[Data items]

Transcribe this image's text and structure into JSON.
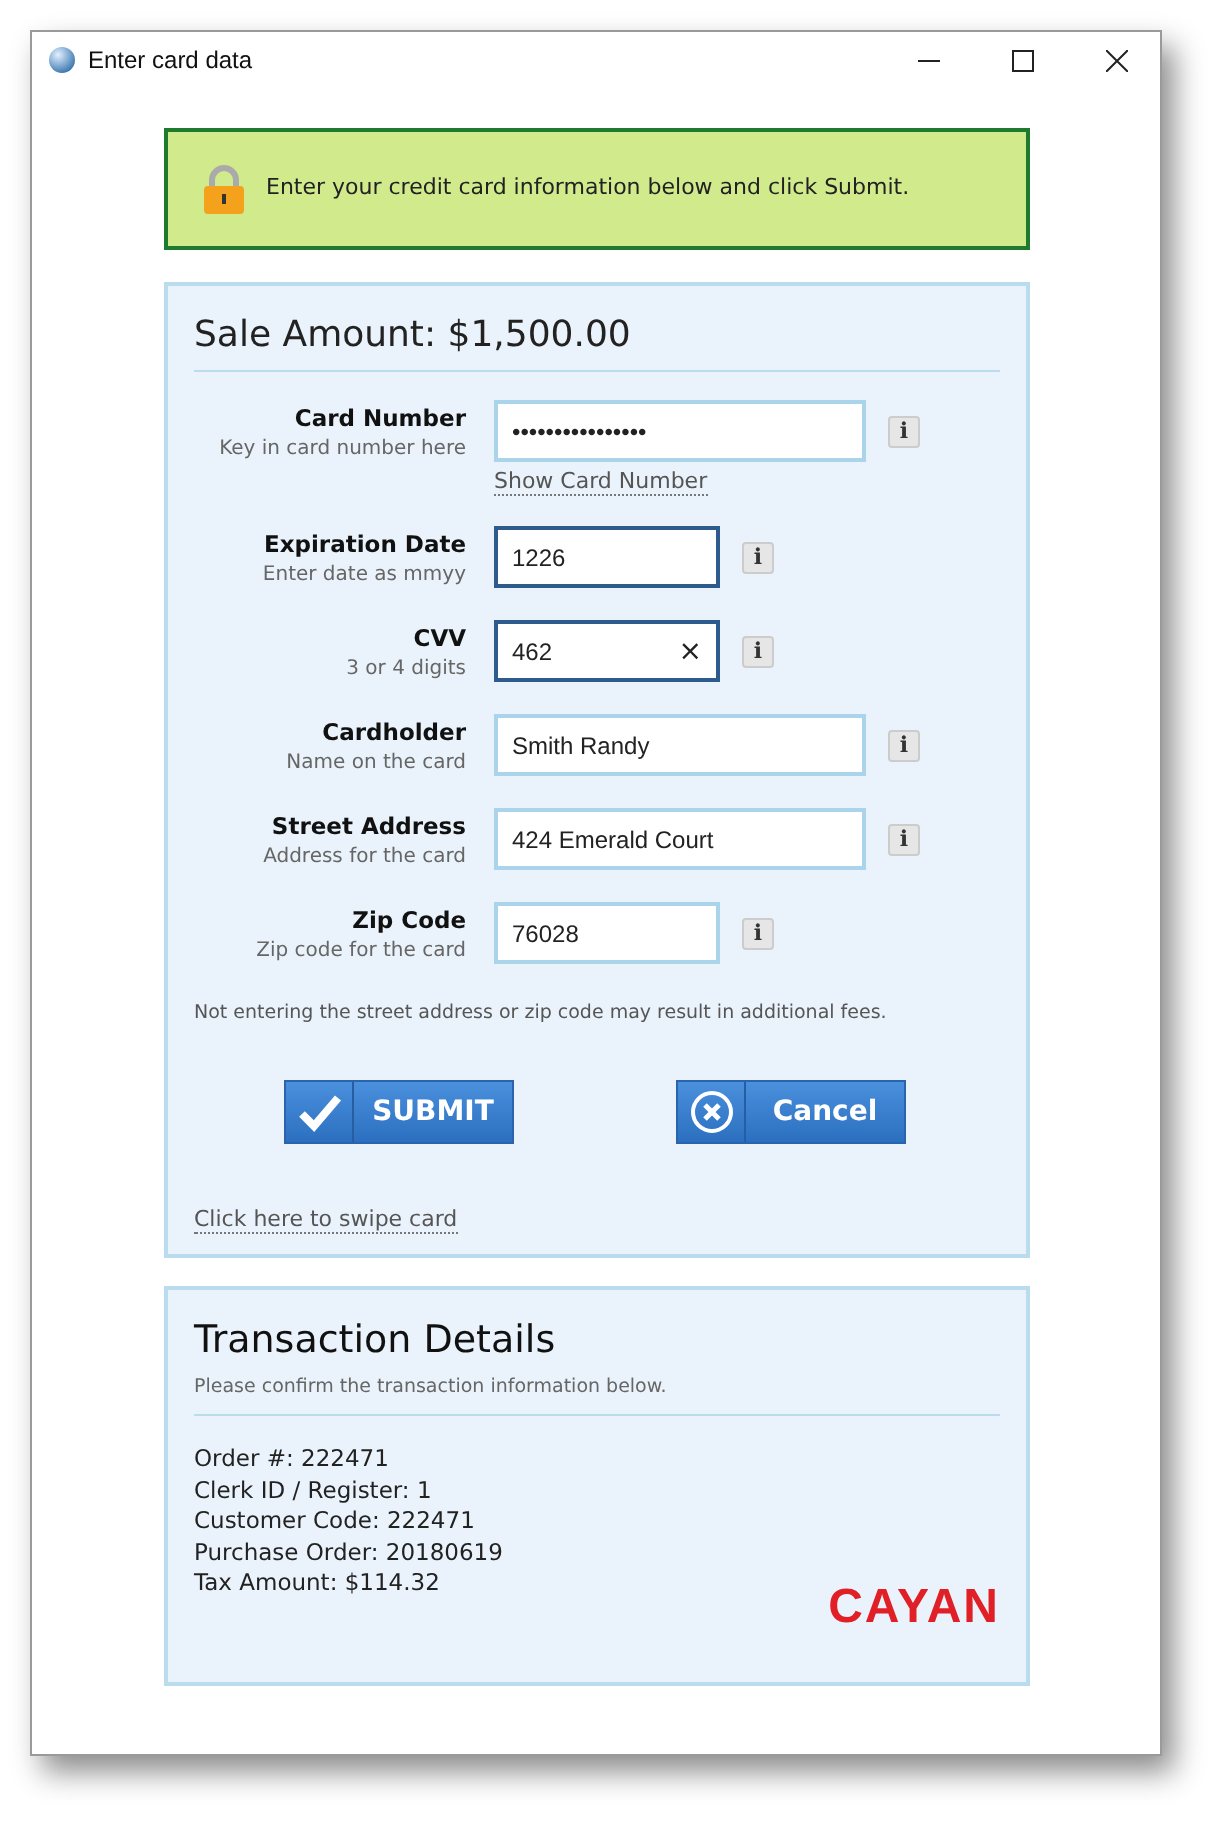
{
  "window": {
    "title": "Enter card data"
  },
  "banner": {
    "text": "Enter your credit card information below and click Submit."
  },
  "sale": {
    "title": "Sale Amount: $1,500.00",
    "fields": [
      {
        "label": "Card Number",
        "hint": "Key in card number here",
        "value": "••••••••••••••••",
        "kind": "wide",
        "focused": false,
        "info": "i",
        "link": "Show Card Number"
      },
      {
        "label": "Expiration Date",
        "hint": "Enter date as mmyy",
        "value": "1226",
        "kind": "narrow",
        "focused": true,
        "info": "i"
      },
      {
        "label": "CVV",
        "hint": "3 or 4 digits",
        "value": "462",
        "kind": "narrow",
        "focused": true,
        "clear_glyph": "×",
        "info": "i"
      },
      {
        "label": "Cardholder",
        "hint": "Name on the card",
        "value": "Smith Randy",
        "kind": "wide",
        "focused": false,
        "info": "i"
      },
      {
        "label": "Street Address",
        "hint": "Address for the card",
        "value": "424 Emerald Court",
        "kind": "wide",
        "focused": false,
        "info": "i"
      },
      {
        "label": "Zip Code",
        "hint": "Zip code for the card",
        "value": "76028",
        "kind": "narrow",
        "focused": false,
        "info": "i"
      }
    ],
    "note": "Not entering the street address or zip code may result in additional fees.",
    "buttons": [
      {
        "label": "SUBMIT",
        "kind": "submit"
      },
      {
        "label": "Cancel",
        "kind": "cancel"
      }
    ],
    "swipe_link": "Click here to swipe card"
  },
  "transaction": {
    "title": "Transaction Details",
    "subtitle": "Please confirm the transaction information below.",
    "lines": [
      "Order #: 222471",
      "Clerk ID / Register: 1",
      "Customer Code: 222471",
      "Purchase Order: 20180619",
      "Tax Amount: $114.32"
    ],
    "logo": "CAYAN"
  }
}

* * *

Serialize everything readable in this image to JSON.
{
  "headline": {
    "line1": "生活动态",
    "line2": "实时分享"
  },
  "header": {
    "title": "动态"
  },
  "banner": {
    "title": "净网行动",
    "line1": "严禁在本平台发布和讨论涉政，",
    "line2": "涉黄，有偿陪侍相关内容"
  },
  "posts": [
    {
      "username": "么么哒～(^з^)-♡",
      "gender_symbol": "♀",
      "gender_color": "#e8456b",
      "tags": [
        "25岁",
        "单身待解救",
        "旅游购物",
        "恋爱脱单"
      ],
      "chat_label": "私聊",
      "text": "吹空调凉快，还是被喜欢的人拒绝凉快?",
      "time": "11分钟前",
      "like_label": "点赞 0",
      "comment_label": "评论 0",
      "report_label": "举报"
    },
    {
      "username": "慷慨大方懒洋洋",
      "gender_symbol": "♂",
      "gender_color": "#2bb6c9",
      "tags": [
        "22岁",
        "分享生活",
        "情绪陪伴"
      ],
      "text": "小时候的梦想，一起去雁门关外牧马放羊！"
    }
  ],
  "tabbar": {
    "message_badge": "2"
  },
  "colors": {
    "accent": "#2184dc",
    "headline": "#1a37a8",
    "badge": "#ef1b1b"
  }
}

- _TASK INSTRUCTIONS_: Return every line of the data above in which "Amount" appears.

- _FINISHED TASK_:
    "title": "Sale Amount: $1,500.00",
      "Tax Amount: $114.32"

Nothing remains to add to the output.